CES is arguably the biggest tech unveiling of the year and I always look forward to attending to get a feel for where the industry thinks the market is heading. As an attendee, if you look through the glitz, hype and products, you can see into the Matrix and spot the trends that flow through it. My focus this year was 100 percent on the Internet of Things. Specifically, I was on the hunt for evidence that the mainstream of companies building connected products are moving beyond Nikola Tesla’s 1898 model of “teleautomaton” (aka the remote control) to something bigger, better and far more powerful…
To cut to the chase, most of what I saw at CES were me-too teleautomations, connected gewgaws, the technical equivalent of Coelacanths, following a device-cloud-app architecture of days-gone-by to deliver islands of connectivity. That really disappointed me because I, no we, all want more.
We want an ‘Open IOT’ where billions of smart connected products, devices and applications all speak the same language, enabling simple and secure connection and communication, and where everybody – not just the Technorati – can combine those smart connected products into solutions that improve our lives, workplaces and communities.
So how, you ask, do we get to this utopian world where users combine connected products in ways that transform their lives, where the “created creates creators”? To paraphrase Newton, we stand on the shoulders of giants.

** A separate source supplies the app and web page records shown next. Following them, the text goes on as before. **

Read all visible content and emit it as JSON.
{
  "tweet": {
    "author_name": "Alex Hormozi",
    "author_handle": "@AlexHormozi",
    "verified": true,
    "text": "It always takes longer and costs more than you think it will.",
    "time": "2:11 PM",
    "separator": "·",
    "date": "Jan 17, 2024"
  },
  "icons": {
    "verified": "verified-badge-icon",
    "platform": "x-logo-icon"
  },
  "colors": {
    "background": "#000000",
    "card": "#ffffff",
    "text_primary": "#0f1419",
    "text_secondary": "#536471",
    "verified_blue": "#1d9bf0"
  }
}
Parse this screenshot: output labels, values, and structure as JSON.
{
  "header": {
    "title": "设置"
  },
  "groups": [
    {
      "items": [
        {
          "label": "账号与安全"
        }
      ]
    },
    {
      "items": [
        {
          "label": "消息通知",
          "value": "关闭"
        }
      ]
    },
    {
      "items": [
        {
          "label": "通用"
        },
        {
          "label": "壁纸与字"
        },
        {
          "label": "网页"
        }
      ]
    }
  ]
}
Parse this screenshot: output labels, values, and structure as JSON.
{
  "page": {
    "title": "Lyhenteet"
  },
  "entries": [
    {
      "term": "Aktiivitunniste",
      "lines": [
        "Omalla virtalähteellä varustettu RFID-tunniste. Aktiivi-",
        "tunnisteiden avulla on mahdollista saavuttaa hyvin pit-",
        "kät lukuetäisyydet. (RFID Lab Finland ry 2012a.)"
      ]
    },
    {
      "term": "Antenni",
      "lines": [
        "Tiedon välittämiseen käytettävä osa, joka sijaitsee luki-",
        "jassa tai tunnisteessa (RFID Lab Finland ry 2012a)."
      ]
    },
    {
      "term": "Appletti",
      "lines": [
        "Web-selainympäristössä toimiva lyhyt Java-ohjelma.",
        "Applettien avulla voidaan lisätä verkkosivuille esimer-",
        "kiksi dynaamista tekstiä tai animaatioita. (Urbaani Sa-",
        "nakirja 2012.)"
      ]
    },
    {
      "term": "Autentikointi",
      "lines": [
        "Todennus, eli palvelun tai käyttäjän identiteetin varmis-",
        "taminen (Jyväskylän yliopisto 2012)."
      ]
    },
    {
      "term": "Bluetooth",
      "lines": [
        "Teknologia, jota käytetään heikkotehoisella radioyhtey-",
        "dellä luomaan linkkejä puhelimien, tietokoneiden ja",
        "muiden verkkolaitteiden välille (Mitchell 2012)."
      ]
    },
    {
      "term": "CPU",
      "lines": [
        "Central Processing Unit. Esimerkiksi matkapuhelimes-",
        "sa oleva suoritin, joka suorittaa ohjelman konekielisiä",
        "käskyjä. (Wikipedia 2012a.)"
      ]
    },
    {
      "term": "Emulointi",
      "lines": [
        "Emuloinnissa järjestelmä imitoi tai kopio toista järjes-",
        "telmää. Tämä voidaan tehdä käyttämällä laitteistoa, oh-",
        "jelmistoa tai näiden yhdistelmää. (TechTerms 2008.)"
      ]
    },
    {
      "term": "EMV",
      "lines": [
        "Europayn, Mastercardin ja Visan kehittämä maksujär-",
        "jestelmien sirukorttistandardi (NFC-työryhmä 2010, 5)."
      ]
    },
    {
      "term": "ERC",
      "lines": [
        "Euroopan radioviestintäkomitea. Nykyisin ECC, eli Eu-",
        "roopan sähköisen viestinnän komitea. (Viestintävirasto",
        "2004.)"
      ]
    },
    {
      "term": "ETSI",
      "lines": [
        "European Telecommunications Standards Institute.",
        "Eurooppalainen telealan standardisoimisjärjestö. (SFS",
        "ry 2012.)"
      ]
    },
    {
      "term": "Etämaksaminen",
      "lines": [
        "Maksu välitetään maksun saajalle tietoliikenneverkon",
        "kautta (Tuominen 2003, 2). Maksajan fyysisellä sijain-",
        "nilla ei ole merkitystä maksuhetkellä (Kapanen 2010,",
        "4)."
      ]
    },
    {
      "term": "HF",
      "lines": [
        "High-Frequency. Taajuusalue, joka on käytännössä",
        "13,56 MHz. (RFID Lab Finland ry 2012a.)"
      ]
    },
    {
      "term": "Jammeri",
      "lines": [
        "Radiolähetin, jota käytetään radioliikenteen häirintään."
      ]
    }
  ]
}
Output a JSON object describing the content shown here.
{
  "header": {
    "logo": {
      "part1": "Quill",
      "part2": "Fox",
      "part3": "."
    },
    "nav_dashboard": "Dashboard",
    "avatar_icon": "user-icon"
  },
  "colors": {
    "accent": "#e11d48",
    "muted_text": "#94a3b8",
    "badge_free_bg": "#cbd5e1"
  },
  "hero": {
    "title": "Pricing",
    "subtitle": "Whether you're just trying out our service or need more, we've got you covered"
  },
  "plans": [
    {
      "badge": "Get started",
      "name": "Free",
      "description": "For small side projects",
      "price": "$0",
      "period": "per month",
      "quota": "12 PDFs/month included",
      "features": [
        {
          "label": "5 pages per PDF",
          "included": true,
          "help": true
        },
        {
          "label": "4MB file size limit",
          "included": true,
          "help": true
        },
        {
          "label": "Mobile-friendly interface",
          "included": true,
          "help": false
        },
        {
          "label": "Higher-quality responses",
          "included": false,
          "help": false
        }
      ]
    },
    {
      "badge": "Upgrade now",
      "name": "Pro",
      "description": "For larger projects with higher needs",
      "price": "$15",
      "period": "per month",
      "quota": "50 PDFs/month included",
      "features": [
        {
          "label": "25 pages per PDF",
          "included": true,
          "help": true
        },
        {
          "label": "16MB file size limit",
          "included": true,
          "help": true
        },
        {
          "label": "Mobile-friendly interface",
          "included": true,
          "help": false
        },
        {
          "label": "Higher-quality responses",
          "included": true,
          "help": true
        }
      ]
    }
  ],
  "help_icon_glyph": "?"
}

Lucky for us, we can do that easily because a history of success is all around us. Versions of this story have already played out, over and over again. Proprietary gives way to open, communities form, competing models converge, interoperability becomes the norm and the world is transformed. Email, the Web and Linux are all shining examples of the power of open.
We need an open IoT. Because as history has taught us, once we have billions of interoperating devices, the IoT will no longer be an idea or a story, it will be part of the fabric of our lives. Consumers won’t need manuals, user forums, 800 numbers or IT skills to make everything around them connect and meet their needs. New products, services, companies, markets and industries will be born. Users will become creators of the experiences they want, using everything in the environment around them. We will know we succeeded when it’s no longer “IoT technology,” but when everything is simply interactive and responsive, as expected.
So off my soap box and back to CES…
There were two bright shiny areas in the CES 2016 Matrix. The first was the emergence of the user in the IoT story. This was evident in products that have adopted the open model to deliver experiences to users that reach beyond a single company or ecosystem. These products – Lowe’s Iris, iControl’s Piper and Technicolor’s Ize – are all amazing examples of wide integration through open protocols to help users solve real problems by being in control of the experience and its embodiment. In short, these companies have opened their thinking and their products to become part of the emerging open IoT.
The second was the continued momentum of the AllSeen Alliance, a Collaborative Project managed by the Linux Foundation, on behalf of the Alliance’s 200-plus member companies. This open community is collaborating on a common technology framework and shared standards to deliver the common language needed for an open IoT. Members of the Alliance pool their knowledge and technical resources to advance the open source AllJoyn® framework and deliver interoperable IoT products to market. At CES 2016, the AllSeen booth was filled with tons of real products that consumers can buy today, garnering heavy traffic, happy members and engaging conversations. Nearly two dozen products are now AllJoyn Certified, ensuring consumers that AllJoyn products will work seamlessly together to enable more than just a remote control.
Mike Krell of Moor Insights & Strategy summed it up well in Forbes:
“[At the AllSeen Alliance] they understand it’s all about the consumer and delivering integrated solutions that change the way people live. The products in their booth were all about getting solutions to market that make people’s lives easier, and their membership represents home automation brands that people care about. The framework they provide is designed to make it simpler and easier for vendors to integrate their solutions, providing a simpler way to make lifestyle scenes happen.”
I firmly believe that an open IoT will enable the IoT ecosystem the world wants and needs. I’m delighted that the AllSeen Alliance continues to build on that vision, and even more so by the fact that we are starting to see products come to market, embodying that vision. In 2016, I see the IoT ecosystem rapidly converging towards a common, open model that delivers solutions, not things, to people everywhere so they can solve problems, live better lives, save money and have more fun. With an open, common ecosystem, the possibilities are endless.
Philip DesAutels is the Senior Director of IoT at the AllSeen Alliance, a Linux Foundation Collaborative Project. To learn how to get your company’s products or services AllJoyn Certified, visit allseenalliance.org/certification.
- Dent Introduces Industry’s First End-to-End Networking Stack Designed for the Modern Distributed Enterprise Edge and Powered by Linux - 12月 17, 2020
- Open Mainframe Project Welcomes New Project Tessia, HCL Technologies and Red Hat to its Ecosystem - 12月 17, 2020
- New Open Source Contributor Report from Linux Foundation and Harvard Identifies Motivations and Opportunities for Improving Software Security - 12月 8, 2020